▶ **Raw data**:
- - - - - - -

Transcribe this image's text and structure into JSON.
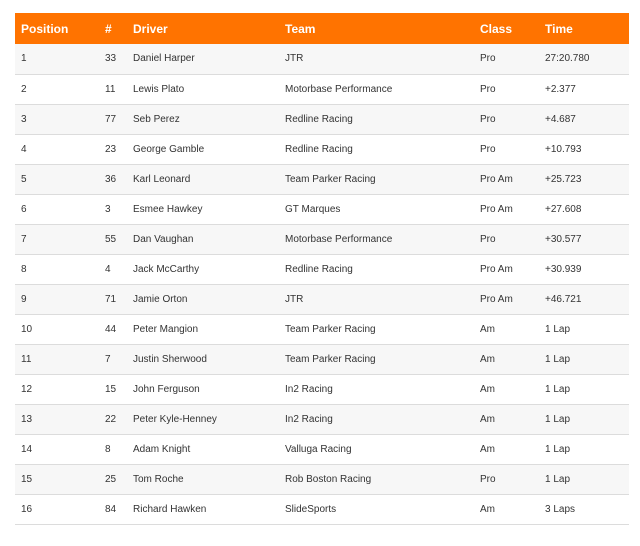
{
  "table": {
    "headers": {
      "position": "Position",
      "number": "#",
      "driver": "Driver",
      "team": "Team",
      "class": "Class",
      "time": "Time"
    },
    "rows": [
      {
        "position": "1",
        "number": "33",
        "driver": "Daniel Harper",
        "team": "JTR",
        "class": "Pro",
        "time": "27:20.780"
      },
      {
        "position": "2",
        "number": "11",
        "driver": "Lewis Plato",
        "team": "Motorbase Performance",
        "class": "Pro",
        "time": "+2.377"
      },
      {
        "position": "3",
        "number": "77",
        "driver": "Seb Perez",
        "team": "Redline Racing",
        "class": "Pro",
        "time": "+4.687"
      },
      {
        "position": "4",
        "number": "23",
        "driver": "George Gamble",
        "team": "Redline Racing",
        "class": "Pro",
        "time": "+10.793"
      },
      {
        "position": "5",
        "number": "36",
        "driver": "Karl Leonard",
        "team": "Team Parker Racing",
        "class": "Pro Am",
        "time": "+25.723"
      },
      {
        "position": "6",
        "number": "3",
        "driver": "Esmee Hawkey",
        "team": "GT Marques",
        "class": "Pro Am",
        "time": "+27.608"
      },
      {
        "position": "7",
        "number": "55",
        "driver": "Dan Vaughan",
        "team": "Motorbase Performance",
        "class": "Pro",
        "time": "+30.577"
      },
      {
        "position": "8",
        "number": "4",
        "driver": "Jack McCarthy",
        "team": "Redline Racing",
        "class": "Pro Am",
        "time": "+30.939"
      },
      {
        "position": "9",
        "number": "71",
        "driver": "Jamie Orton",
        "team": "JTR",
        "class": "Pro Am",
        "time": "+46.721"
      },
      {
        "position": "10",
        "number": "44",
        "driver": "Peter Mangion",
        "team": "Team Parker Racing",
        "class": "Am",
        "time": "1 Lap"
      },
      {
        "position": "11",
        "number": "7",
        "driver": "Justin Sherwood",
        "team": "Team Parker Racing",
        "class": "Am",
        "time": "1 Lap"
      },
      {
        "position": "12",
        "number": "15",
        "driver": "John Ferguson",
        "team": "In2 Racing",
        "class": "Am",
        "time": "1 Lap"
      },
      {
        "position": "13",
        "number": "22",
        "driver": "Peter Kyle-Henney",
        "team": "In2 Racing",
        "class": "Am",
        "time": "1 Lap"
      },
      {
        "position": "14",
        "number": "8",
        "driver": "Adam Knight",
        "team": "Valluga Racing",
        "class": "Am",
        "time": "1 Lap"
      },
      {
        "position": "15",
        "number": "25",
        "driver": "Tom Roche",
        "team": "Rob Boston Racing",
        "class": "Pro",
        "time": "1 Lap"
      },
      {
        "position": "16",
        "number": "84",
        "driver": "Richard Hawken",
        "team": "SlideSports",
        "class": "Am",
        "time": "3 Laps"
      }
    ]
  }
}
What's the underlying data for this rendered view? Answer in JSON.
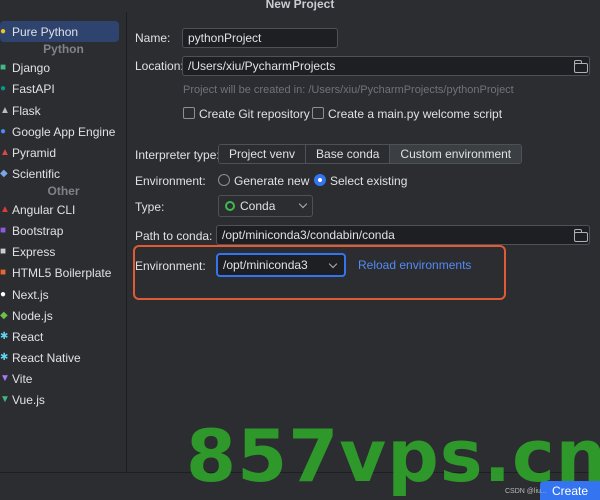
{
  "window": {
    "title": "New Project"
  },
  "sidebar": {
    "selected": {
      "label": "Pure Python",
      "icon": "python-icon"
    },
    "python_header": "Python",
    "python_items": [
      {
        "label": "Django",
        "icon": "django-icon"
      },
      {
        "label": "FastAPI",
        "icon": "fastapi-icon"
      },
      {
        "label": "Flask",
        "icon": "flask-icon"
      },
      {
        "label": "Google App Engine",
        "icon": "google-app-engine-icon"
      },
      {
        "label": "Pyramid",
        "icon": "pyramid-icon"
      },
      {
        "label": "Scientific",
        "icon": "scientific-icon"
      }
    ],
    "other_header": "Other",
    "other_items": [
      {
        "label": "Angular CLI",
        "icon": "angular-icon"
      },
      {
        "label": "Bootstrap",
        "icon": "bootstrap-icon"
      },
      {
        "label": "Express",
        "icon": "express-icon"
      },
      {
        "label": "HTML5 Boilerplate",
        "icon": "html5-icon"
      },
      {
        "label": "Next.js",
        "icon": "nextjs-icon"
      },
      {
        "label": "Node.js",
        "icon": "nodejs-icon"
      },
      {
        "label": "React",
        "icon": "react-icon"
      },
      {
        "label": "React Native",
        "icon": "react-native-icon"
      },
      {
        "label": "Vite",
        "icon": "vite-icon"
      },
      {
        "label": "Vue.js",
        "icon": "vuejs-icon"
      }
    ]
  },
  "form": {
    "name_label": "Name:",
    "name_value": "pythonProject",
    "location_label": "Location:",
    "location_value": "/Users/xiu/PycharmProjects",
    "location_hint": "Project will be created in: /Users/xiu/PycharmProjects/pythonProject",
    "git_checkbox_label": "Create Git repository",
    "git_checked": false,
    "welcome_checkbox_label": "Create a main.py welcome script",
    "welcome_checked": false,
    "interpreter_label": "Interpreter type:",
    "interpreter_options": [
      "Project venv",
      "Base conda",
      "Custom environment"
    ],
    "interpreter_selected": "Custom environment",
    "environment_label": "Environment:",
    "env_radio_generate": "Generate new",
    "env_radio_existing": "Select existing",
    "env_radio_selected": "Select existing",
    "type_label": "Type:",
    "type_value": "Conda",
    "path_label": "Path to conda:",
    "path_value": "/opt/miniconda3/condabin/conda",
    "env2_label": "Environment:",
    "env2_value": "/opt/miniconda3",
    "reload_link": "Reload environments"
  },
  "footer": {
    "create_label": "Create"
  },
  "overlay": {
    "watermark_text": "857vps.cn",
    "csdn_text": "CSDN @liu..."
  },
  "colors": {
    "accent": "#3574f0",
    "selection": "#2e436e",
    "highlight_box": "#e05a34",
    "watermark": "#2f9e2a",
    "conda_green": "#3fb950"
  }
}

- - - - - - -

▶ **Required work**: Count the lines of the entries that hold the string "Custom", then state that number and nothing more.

▶ **Solution for this exercise**: 2